Today, Benny takes up the question of what game mechanisms work best for therapy.
I recently concluded my Kickstarter campaign for Groves. During this campaign, I found many ways to help spread word about the campaign but what surprised me the most was how interactive people were with our Tabletopia version of the game. I expected potential backers to be interested in the prospect of playing the game digitally but I did not realize how many would actually play it. We were lucky enough to get data directly from Tabletopia and this post will dive into all the juicy details on how Tabletopia helped drive interest to our live Kickstarter campaign.
I’m BACK! And now a proud member of The Indie Game Report network. This time out I’m talking to Steven Aramini. Steven is the hot designer at the moment. He just had TWO successful Kickstarters (Barker’s Row and Circle The Wagons) and two more going on right now (Groves and Coin & Crown). Steven and I have a real nice talk about those games and some of his game design philosophy. I hope you enjoy it.

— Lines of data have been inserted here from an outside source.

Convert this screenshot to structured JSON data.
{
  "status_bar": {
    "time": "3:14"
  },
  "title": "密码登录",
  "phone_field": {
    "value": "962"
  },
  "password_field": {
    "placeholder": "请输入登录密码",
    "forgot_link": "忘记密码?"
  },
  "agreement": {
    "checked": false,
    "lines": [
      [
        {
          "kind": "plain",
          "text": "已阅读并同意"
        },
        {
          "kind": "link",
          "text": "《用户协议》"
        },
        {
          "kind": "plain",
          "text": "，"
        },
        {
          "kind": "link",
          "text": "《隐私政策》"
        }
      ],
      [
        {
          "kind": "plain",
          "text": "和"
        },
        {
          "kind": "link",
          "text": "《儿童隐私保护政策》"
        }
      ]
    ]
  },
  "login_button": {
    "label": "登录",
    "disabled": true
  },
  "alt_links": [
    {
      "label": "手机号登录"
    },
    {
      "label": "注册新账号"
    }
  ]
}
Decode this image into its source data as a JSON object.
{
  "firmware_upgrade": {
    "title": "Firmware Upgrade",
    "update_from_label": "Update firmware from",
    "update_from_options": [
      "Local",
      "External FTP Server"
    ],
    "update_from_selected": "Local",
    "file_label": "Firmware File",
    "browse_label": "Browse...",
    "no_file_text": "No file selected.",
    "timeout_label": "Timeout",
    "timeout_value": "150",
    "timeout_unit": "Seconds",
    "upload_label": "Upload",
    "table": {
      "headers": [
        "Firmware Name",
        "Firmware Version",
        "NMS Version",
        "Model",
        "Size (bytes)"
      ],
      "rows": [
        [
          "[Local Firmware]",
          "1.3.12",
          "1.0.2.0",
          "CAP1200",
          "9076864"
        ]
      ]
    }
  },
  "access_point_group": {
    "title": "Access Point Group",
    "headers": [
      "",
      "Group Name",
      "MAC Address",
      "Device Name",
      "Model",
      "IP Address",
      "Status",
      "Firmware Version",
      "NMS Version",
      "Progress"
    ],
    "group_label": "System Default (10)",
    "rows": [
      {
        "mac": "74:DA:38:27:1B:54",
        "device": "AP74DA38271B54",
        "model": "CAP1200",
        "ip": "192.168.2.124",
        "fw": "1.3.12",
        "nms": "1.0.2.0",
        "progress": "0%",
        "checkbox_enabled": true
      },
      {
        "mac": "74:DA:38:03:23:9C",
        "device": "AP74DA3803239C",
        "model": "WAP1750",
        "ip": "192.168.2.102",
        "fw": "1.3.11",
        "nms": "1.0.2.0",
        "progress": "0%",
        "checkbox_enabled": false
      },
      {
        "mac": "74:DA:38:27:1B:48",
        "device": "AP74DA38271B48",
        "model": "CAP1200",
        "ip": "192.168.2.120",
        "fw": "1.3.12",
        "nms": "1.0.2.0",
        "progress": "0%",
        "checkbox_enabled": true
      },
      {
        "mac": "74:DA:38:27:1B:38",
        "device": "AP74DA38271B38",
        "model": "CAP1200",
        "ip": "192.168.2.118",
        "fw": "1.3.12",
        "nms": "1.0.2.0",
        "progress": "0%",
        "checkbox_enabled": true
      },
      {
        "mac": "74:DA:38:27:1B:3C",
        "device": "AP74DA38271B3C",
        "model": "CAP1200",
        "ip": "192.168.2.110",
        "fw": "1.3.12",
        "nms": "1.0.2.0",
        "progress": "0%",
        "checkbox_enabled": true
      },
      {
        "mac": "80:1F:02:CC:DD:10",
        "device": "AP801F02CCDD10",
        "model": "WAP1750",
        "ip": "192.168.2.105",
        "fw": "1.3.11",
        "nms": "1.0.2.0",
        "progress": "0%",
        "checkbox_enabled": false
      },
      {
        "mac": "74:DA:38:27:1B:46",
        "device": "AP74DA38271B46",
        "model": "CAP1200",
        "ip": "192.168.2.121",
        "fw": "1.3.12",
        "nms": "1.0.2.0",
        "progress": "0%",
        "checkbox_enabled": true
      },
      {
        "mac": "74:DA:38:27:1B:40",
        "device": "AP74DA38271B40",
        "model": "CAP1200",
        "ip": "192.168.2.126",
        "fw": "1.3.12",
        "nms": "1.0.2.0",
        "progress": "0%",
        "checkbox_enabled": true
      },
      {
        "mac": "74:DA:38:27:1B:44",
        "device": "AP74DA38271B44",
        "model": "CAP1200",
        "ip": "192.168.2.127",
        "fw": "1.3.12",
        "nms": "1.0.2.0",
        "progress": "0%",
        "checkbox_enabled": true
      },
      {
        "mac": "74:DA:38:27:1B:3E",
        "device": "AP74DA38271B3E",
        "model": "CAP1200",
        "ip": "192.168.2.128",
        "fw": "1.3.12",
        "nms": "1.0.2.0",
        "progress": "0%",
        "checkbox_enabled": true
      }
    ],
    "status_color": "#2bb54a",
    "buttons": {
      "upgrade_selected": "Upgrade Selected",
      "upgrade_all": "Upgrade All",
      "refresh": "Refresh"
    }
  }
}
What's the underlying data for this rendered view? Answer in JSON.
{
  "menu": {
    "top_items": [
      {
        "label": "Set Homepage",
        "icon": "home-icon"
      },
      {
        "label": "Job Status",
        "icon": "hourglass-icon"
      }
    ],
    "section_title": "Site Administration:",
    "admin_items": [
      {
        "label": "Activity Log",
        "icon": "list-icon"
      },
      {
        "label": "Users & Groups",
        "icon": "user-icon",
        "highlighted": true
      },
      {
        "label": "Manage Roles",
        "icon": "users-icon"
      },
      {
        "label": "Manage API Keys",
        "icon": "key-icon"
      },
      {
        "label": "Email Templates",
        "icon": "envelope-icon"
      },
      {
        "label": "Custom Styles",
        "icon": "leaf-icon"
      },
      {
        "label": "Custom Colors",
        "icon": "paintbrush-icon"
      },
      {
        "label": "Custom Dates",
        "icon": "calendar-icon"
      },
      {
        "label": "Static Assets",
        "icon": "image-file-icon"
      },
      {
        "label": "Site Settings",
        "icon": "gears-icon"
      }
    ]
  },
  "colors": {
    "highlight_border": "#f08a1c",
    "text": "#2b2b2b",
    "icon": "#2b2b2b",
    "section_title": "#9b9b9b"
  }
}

I was impacted by the news of Chris Cornell’s death. Soundgarden had been one of my favorite bands as a teenager, them and Pearl Jam. So a lot of my developmental history was framed by those bands, also by delving into DC hardcore bands like Fugazi, Bad Brains. In many ways these bands shaped who I am as a professional in mental health and also a board game designer.
Today, Fairway reflects on the very clever “Bag Building” game mechanism used by co-contributors Steven Aramini and Dan Letzring in their upcoming Kickstarter game, Groves. This peculiar variation on the common deck-building or deck-optimization mechanisms results in some fantastic game play. So fantastic, it’s worth exploring in a bit more detail.
It’s the perpetual creator question: how much of the art really has to be done before I launch my campaign? In today’s lesson, Dan takes a stab at answering that very question: how much art is enough?
Fairway regularly hangs out in the chat on The Game Crafter. A very common question from new designers is how to get your new game reviewed. It’s a common question on game design groups on Facebook too. Those discussion often answer the “who” question, which quickly devolves to linking to this list of reviewers. What doesn’t really get answered is: how to get the “best” review of your new game or your upcoming, crowd-funded game.
In bringing my professional lives together, I wanted to touch on something that is very important for me and has been for a number of years, games used in counseling or therapy. As a Licensed Professional Counselor Supervisor in the great state of Texas, I am often challenged with interesting clients. Often the goal is helping them through a situation and be able to get onto the next chapter of their lives.
Steven takes game design into another dimension. He examines using vertical space in game design.
Recently, Dan had the opportunity to sit down with Matt Holden, the founder of the Indie Game Alliance (IGA), a group formed to help smaller publishers unite to make a bigger splash in the board game industry. He provided some insight on the IGA, what they do for publishers, and how they can help a publisher’s campaign before, during, and after their campaign!